[App and web page records]
'''

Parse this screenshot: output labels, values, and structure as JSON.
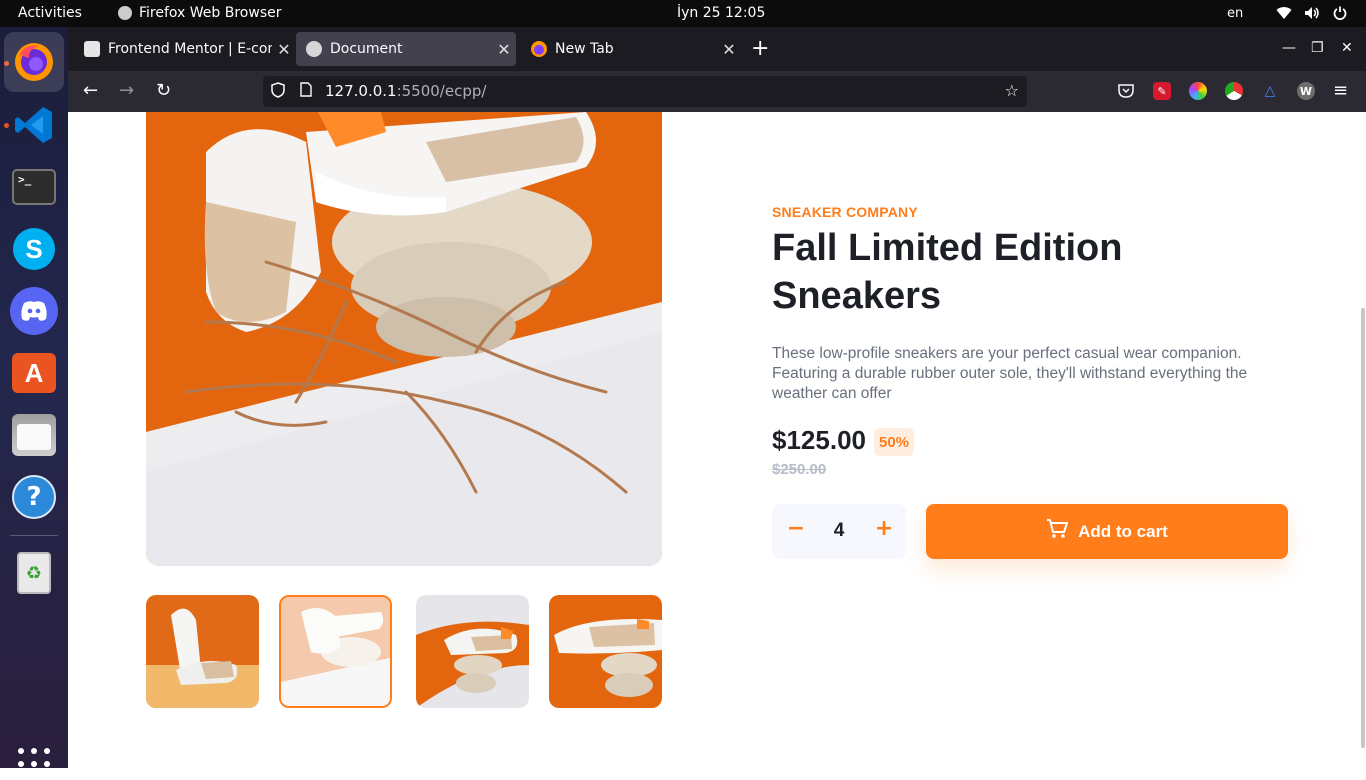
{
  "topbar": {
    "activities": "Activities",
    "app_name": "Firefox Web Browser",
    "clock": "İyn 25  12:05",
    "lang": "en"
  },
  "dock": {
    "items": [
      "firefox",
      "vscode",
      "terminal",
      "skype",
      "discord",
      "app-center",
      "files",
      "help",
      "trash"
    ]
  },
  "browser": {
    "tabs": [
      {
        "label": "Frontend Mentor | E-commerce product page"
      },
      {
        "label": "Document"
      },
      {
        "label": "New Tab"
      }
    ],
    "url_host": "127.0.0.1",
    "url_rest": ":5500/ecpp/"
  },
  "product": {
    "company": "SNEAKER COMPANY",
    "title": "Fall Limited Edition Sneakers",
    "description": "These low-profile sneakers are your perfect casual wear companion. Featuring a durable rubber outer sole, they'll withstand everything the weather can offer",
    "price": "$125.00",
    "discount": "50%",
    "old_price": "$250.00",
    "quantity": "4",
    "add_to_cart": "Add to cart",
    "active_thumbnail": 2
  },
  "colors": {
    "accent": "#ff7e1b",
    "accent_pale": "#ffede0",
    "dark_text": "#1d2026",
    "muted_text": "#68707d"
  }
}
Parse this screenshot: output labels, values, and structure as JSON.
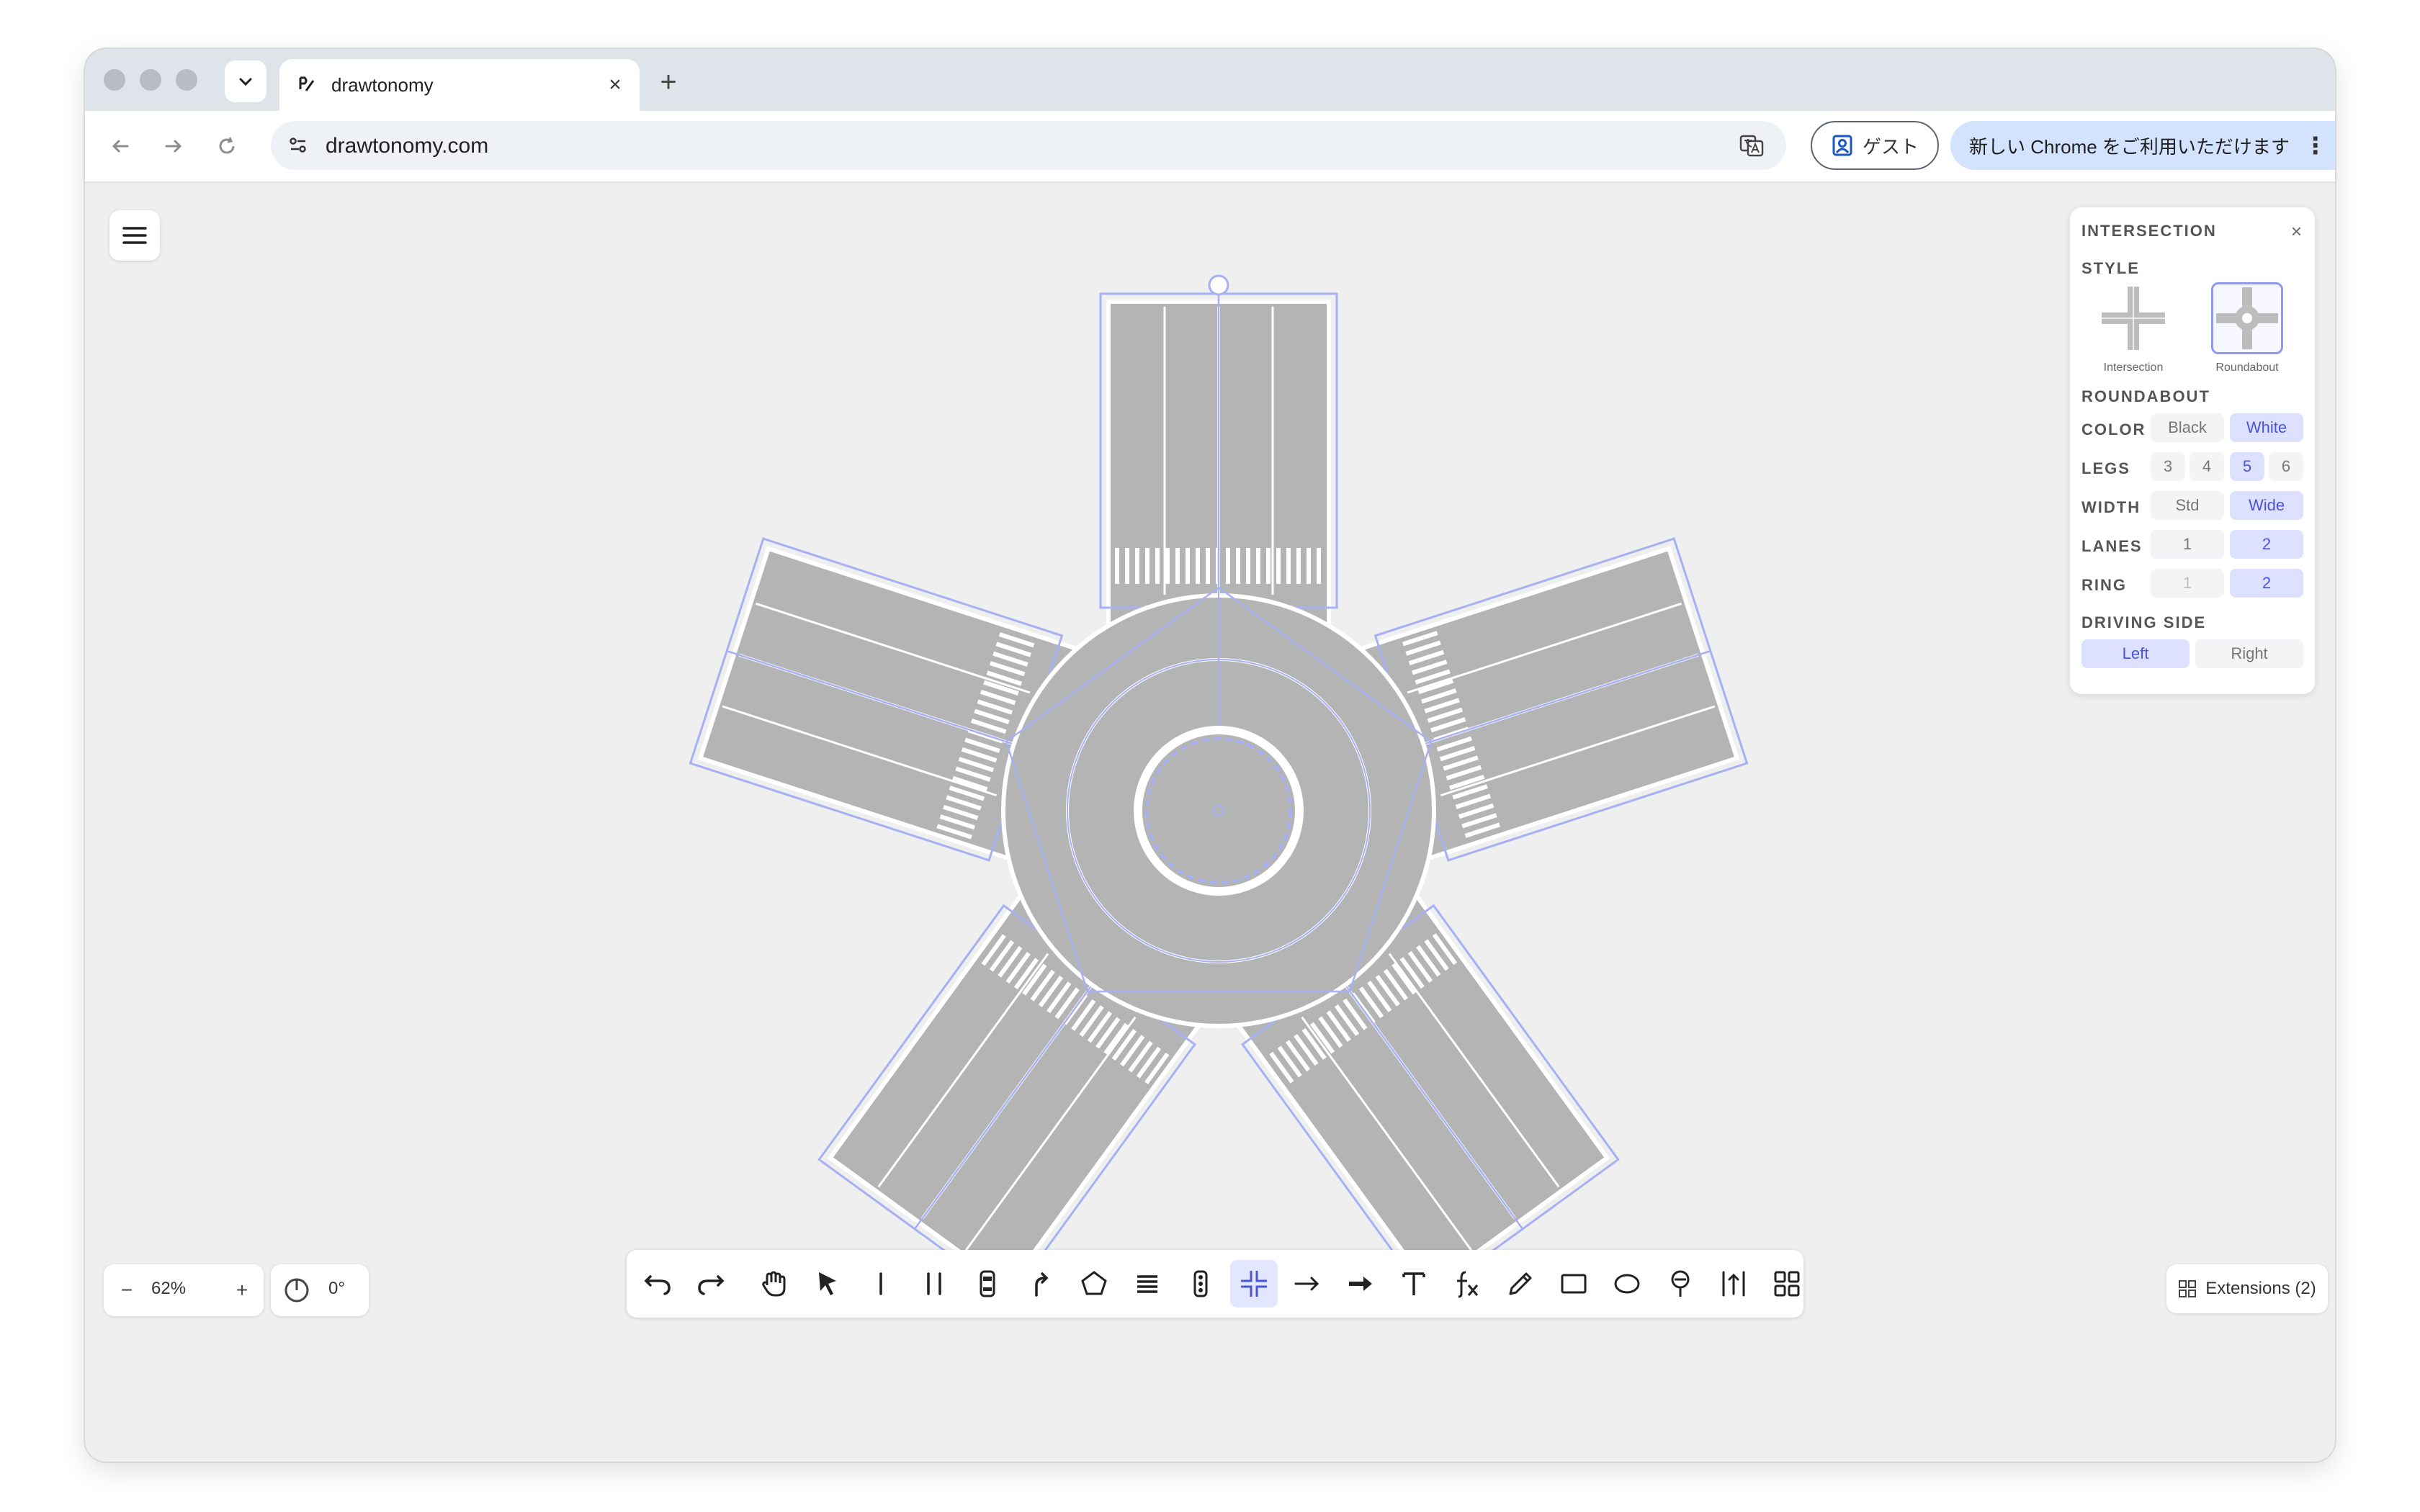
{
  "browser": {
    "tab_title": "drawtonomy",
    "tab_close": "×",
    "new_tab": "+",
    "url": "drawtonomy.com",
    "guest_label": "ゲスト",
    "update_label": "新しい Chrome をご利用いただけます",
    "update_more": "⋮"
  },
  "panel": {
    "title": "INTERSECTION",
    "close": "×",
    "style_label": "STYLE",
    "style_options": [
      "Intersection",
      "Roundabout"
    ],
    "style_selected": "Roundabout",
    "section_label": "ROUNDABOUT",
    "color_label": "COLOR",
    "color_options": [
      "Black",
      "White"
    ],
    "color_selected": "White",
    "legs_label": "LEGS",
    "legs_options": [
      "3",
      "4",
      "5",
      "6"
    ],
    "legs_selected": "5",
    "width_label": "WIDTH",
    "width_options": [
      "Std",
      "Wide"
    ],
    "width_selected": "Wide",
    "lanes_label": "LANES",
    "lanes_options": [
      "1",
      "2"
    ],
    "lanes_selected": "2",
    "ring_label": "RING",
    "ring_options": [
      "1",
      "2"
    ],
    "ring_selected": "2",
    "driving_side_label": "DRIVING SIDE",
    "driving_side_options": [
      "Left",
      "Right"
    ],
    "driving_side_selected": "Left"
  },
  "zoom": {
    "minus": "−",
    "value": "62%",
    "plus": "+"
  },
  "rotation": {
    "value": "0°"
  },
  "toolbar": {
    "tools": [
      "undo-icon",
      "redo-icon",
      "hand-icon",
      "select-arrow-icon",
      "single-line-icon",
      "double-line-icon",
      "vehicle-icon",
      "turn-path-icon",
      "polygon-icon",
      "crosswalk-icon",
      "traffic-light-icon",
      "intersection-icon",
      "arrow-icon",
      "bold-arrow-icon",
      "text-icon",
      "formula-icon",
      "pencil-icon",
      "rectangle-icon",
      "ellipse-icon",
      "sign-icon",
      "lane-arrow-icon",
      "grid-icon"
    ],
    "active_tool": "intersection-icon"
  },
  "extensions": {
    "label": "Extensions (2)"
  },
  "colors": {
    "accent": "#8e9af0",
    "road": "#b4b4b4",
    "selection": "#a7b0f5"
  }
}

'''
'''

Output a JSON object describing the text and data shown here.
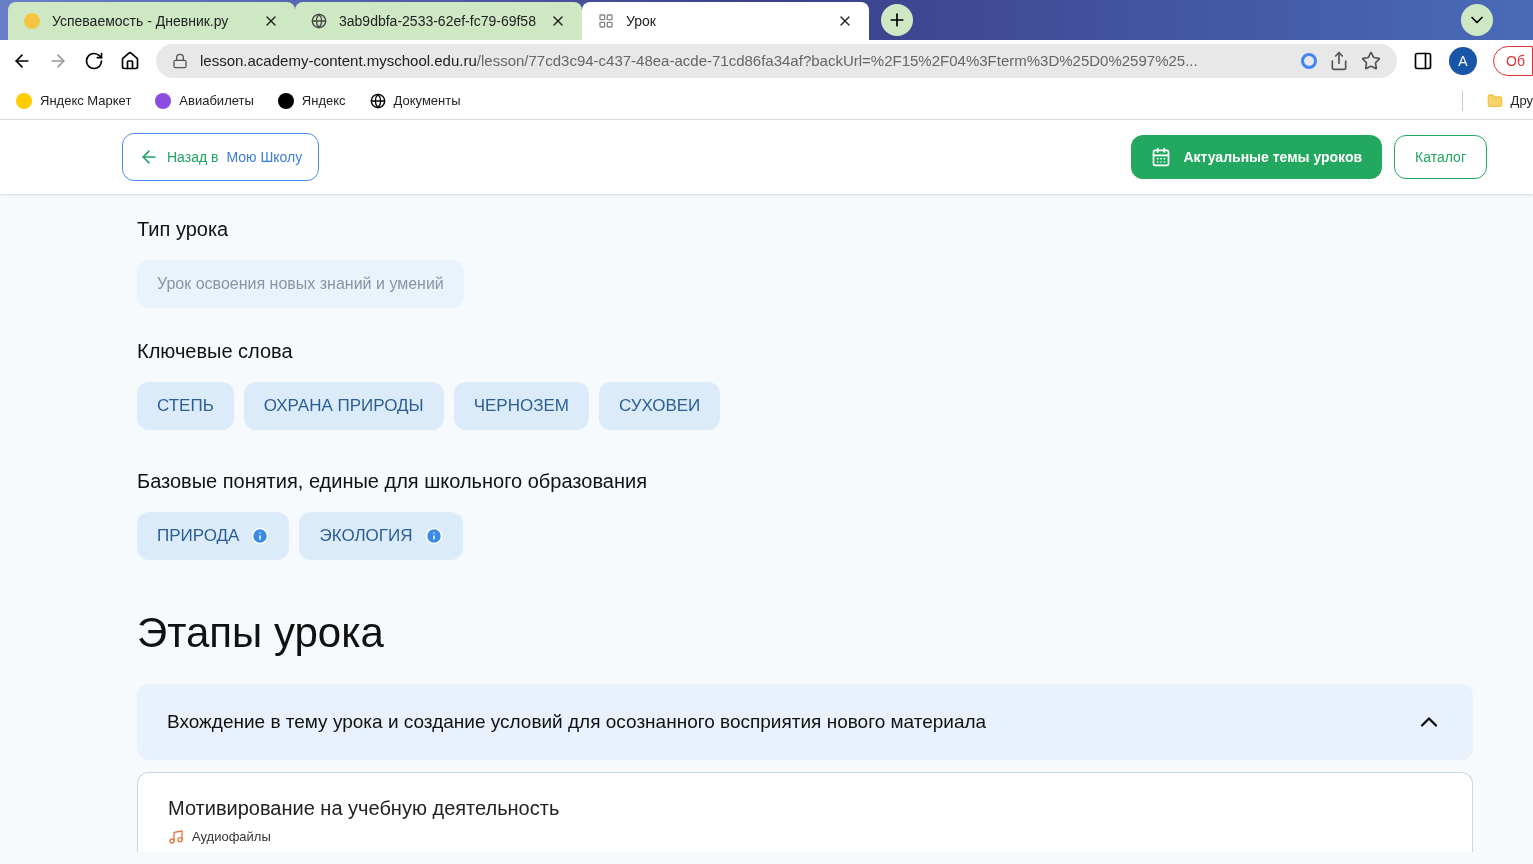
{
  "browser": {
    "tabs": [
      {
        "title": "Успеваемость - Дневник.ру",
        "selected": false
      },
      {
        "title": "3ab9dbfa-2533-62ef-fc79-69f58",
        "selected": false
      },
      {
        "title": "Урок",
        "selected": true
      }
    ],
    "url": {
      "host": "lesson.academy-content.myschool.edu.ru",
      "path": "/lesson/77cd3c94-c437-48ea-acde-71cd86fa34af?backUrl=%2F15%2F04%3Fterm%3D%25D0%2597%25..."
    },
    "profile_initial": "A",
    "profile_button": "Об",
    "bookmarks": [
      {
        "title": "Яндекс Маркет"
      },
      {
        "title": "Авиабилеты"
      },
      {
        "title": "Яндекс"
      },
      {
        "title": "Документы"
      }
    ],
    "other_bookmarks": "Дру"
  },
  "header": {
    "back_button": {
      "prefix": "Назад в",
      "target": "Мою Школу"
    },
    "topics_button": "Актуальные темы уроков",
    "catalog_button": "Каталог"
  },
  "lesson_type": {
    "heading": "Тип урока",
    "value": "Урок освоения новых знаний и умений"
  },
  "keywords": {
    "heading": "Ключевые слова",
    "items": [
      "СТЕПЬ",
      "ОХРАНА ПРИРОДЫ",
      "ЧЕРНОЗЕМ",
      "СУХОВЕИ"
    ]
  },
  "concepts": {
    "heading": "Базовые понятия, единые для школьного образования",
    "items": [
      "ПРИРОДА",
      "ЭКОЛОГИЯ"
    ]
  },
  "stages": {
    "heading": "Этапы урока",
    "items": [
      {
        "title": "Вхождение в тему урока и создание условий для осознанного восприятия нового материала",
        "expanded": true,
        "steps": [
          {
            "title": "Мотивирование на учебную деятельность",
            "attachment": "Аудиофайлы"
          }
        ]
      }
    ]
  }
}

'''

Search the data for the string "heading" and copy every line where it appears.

* [Task solution]:
    "heading": "Тип урока",
    "heading": "Ключевые слова",
    "heading": "Базовые понятия, единые для школьного образования",
    "heading": "Этапы урока",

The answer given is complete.